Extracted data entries
####

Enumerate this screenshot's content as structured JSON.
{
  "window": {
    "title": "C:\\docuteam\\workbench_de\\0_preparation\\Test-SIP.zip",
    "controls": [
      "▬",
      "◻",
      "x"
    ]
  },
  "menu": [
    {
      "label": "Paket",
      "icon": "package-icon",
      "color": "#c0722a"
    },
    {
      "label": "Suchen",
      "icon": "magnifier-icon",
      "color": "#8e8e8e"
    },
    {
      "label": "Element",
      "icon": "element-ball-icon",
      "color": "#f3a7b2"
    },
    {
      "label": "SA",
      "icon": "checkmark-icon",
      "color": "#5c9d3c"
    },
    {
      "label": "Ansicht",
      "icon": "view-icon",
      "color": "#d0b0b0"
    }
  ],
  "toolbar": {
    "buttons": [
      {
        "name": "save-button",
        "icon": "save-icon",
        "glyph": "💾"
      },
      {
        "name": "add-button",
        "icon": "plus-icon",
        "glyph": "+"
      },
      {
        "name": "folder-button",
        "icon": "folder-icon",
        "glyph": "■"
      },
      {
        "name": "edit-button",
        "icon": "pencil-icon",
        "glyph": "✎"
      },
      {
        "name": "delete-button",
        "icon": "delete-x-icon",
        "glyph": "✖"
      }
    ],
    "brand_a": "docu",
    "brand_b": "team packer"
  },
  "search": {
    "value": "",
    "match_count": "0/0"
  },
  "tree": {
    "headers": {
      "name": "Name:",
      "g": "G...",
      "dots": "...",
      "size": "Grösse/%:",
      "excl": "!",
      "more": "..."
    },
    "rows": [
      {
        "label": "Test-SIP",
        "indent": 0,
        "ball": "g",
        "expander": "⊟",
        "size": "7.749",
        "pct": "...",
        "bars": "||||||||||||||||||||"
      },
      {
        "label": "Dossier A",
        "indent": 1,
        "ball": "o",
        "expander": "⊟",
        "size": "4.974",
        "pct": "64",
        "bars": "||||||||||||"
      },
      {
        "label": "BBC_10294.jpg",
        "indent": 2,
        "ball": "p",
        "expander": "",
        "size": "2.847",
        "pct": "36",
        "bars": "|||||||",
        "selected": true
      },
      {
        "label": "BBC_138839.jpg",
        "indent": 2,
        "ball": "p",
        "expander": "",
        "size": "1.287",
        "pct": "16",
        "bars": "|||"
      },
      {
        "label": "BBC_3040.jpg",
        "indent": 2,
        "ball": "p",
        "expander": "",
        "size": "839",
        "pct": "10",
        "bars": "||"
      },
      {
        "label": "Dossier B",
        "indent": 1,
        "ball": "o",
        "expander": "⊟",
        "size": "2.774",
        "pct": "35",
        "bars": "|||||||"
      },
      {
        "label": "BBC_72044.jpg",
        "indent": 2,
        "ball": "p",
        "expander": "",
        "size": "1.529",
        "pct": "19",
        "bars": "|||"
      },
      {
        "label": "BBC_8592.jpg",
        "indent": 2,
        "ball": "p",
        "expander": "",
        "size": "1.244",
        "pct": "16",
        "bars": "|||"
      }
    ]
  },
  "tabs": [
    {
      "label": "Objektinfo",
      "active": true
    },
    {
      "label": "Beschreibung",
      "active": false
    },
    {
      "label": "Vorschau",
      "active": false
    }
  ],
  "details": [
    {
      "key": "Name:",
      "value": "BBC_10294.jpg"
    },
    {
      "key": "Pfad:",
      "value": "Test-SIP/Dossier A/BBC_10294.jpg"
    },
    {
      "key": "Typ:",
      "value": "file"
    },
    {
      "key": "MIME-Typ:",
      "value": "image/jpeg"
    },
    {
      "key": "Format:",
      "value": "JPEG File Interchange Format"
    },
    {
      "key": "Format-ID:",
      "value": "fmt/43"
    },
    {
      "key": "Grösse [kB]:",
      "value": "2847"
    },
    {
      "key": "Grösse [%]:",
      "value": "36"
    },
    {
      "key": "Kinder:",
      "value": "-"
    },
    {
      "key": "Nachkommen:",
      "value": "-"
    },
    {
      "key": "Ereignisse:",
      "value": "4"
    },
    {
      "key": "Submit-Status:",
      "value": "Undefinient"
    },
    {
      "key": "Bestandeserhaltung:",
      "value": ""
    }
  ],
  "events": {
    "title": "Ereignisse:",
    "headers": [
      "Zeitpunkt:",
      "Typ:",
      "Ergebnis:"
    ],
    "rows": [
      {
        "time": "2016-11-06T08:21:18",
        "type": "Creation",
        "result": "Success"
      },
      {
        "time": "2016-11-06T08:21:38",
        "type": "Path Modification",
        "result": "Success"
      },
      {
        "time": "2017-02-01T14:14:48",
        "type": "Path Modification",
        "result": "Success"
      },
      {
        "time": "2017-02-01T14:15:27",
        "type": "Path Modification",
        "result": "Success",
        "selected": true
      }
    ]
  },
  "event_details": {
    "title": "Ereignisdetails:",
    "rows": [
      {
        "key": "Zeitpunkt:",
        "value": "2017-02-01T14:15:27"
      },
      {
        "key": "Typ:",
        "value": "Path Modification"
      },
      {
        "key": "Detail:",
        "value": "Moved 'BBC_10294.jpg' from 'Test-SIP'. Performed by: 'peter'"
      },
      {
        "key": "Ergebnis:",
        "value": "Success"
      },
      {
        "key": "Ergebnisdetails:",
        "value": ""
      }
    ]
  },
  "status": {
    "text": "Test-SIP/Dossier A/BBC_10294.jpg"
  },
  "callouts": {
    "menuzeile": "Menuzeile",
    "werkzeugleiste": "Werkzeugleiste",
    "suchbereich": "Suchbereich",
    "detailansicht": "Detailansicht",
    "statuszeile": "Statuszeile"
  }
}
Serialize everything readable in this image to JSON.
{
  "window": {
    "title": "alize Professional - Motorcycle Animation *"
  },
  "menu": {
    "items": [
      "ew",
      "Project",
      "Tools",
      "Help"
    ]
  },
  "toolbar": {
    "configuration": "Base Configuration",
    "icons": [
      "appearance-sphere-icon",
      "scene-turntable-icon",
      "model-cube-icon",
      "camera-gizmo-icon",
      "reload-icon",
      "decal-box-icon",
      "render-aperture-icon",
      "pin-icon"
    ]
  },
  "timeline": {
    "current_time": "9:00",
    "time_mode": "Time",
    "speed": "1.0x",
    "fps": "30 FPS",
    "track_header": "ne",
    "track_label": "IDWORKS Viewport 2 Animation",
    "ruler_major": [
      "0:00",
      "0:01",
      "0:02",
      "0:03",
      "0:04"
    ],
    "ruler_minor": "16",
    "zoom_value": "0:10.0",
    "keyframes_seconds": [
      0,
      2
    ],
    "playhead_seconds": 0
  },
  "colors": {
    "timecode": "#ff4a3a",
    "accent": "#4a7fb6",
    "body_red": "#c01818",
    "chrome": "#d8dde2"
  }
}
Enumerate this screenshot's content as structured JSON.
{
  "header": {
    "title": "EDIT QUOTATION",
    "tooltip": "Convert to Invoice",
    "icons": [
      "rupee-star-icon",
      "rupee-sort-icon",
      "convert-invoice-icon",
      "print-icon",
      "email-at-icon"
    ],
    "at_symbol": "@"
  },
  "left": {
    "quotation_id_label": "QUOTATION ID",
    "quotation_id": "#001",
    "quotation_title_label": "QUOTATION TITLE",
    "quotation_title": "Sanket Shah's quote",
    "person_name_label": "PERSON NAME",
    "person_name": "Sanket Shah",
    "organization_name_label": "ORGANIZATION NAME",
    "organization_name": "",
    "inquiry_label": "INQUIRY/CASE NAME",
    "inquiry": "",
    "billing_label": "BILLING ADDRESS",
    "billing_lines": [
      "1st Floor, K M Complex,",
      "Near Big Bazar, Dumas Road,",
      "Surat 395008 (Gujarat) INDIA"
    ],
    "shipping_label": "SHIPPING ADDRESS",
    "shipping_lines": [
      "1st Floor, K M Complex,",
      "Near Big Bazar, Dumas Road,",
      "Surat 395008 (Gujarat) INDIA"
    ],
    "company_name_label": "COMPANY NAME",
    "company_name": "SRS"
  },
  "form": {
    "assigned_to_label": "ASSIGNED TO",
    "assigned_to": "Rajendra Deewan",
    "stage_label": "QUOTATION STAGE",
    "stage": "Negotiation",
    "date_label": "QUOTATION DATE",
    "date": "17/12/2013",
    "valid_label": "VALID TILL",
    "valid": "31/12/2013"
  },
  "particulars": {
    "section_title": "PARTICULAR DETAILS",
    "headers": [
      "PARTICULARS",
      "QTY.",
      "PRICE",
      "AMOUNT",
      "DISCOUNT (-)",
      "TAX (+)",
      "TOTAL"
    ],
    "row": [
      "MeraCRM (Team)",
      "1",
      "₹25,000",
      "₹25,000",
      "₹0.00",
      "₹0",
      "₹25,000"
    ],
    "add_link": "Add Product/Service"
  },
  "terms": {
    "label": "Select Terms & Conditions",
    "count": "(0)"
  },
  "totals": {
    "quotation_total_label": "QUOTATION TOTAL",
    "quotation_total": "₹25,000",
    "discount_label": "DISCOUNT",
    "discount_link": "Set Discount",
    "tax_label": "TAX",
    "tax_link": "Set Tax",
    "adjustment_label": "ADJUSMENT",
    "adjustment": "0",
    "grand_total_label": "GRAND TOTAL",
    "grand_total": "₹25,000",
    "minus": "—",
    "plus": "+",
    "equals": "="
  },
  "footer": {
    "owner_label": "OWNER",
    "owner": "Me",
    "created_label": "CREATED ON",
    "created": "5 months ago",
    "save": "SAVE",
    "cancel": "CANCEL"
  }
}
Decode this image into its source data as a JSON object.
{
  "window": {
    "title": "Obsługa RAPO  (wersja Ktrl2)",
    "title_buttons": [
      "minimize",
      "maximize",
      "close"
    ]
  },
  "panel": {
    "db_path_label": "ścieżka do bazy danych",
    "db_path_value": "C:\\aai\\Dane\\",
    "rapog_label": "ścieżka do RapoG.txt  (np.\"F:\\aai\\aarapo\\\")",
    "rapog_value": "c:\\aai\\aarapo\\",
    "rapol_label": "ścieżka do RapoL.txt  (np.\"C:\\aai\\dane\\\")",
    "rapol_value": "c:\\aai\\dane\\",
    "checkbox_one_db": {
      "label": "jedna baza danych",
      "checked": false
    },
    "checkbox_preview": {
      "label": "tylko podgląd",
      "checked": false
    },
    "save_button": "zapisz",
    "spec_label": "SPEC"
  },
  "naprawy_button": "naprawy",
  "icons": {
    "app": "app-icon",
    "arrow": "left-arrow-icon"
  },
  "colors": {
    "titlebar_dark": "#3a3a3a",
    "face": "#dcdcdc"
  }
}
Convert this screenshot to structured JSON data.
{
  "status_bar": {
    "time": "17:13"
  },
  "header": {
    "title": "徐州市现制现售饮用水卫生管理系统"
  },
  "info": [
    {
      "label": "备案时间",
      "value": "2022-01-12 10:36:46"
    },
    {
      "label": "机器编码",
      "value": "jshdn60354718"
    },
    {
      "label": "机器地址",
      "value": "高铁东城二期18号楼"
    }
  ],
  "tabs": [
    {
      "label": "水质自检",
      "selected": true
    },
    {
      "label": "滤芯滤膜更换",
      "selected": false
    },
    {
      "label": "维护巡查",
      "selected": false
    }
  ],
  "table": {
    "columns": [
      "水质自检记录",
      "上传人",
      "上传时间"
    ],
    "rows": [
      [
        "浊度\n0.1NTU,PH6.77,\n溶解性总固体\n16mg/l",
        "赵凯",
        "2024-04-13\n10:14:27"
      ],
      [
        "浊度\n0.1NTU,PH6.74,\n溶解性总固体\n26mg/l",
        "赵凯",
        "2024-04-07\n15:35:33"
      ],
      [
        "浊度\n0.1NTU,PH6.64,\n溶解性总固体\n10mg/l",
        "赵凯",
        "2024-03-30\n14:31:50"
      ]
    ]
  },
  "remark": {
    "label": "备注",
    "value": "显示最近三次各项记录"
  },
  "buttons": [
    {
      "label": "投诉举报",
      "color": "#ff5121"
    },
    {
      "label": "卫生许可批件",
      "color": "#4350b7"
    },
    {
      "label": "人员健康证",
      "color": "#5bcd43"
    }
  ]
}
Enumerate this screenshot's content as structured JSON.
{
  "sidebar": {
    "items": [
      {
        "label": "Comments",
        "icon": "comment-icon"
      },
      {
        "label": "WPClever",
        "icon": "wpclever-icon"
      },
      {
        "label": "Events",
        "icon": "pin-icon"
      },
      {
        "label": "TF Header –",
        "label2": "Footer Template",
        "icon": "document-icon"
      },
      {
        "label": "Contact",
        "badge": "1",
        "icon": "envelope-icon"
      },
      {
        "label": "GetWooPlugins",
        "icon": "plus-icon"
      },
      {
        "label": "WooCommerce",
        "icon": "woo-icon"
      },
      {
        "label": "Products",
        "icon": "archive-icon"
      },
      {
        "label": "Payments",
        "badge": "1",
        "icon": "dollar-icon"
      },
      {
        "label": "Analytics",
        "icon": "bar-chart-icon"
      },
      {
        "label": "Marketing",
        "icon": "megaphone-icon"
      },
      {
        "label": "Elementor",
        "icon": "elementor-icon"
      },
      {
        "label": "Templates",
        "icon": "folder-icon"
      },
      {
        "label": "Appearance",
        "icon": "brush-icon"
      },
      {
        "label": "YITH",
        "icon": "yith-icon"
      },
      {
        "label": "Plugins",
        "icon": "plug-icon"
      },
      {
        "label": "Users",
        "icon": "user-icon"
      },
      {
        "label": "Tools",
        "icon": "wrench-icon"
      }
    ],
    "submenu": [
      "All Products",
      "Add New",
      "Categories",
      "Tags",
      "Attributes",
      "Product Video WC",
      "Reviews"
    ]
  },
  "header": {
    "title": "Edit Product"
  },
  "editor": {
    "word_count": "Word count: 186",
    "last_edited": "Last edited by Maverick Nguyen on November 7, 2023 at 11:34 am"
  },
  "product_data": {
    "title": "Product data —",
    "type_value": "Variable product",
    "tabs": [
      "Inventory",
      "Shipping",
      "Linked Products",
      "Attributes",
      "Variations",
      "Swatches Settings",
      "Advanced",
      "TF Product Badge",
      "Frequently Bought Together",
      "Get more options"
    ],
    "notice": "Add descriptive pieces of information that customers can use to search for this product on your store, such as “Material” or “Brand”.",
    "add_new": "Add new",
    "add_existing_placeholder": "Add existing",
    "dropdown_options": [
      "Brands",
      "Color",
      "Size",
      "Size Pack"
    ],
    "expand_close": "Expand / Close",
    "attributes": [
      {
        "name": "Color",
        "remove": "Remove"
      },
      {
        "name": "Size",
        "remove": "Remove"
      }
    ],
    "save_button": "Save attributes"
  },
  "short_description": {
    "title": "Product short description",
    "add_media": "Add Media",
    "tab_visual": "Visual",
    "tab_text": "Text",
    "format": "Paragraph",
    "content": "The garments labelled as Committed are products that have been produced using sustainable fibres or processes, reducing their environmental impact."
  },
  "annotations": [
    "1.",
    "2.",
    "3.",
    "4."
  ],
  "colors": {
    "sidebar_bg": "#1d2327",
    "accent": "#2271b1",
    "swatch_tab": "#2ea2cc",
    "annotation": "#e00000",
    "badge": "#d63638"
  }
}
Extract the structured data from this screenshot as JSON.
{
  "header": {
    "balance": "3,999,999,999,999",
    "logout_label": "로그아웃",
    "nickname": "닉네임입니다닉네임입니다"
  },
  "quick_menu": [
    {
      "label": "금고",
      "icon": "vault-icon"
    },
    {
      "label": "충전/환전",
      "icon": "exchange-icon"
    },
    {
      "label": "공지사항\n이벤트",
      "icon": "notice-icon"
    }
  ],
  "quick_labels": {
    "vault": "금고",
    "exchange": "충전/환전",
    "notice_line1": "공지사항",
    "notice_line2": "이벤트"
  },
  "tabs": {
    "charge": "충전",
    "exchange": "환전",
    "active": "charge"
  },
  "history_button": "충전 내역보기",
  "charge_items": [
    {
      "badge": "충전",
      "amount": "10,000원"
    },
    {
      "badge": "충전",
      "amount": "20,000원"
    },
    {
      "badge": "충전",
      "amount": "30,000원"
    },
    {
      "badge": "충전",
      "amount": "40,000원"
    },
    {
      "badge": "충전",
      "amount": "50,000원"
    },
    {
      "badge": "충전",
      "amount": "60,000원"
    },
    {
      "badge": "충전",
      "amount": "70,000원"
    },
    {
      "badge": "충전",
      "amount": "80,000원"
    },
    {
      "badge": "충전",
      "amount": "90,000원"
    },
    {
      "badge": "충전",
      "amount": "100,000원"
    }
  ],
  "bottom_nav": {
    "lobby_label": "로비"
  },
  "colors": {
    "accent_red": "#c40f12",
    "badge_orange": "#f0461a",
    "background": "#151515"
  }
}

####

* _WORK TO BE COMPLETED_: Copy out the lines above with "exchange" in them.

* _ANSWER FOR THE TASK_:
      "icon": "exchange-icon"
    "exchange": "충전/환전",
    "exchange": "환전",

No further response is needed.